** What to do **
Which of the lines in the data mention the string "structured"? List them all.

** Source data **
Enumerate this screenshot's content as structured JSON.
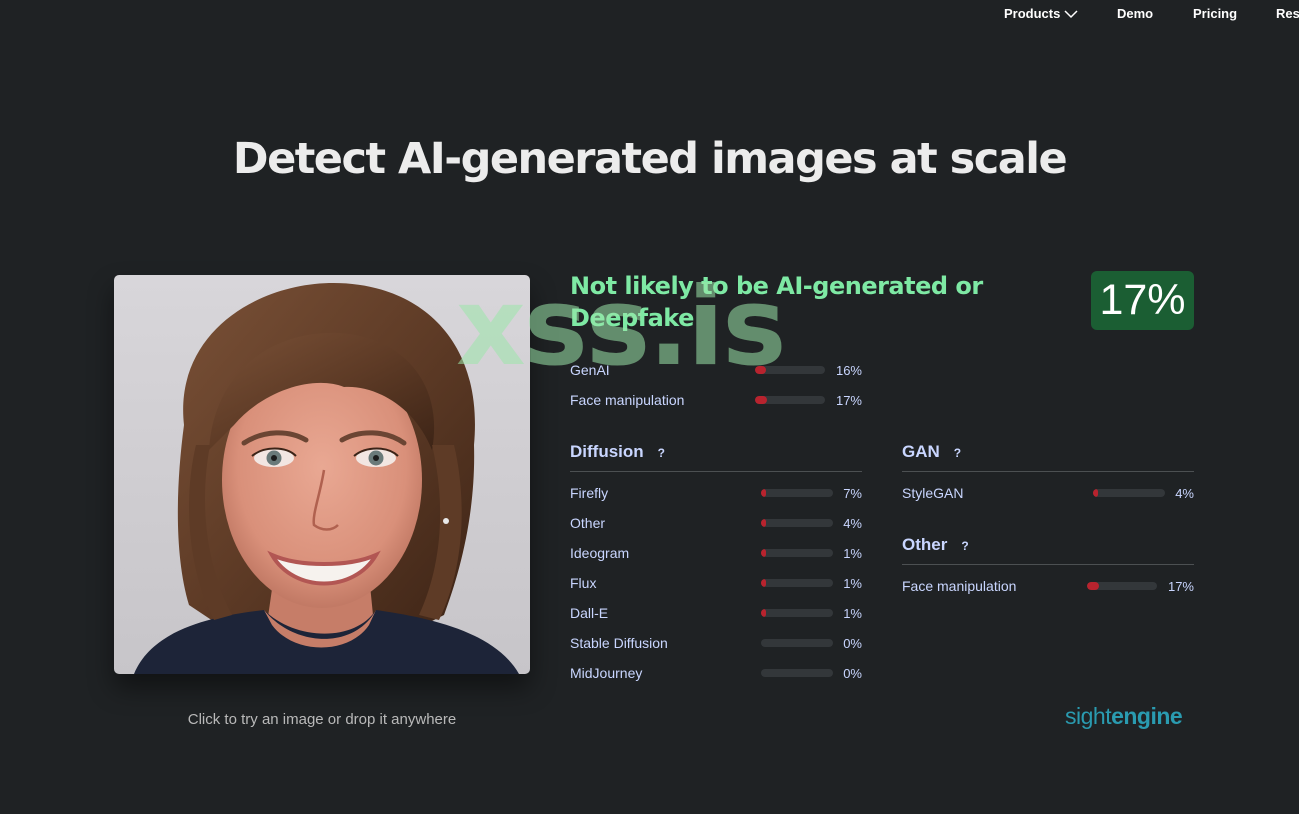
{
  "nav": {
    "products": "Products",
    "demo": "Demo",
    "pricing": "Pricing",
    "resources": "Res"
  },
  "title": "Detect AI-generated images at scale",
  "drop_hint": "Click to try an image or drop it anywhere",
  "verdict": "Not likely to be AI-generated or Deepfake",
  "score": "17%",
  "watermark": "xss.is",
  "summary": [
    {
      "label": "GenAI",
      "percent": 16,
      "value": "16%"
    },
    {
      "label": "Face manipulation",
      "percent": 17,
      "value": "17%"
    }
  ],
  "diffusion": {
    "title": "Diffusion",
    "help": "?",
    "items": [
      {
        "label": "Firefly",
        "percent": 7,
        "value": "7%"
      },
      {
        "label": "Other",
        "percent": 4,
        "value": "4%"
      },
      {
        "label": "Ideogram",
        "percent": 1,
        "value": "1%"
      },
      {
        "label": "Flux",
        "percent": 1,
        "value": "1%"
      },
      {
        "label": "Dall-E",
        "percent": 1,
        "value": "1%"
      },
      {
        "label": "Stable Diffusion",
        "percent": 0,
        "value": "0%"
      },
      {
        "label": "MidJourney",
        "percent": 0,
        "value": "0%"
      }
    ]
  },
  "gan": {
    "title": "GAN",
    "help": "?",
    "items": [
      {
        "label": "StyleGAN",
        "percent": 4,
        "value": "4%"
      }
    ]
  },
  "other": {
    "title": "Other",
    "help": "?",
    "items": [
      {
        "label": "Face manipulation",
        "percent": 17,
        "value": "17%"
      }
    ]
  },
  "logo": {
    "part1": "sight",
    "part2": "engine"
  },
  "colors": {
    "background": "#1f2224",
    "verdict": "#7ee9a4",
    "badge": "#1b5e33",
    "bar_fill": "#b8232e",
    "bar_track": "#33373a",
    "logo": "#2a9bb0"
  }
}
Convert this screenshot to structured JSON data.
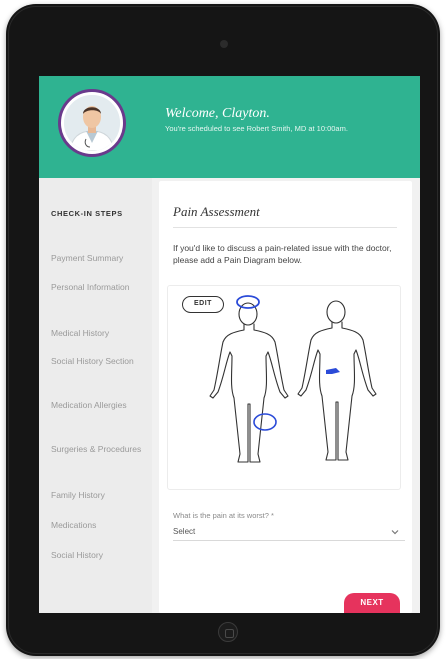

** Task response **
Enumerate this screenshot's content as structured JSON.
Convert this screenshot to structured JSON data.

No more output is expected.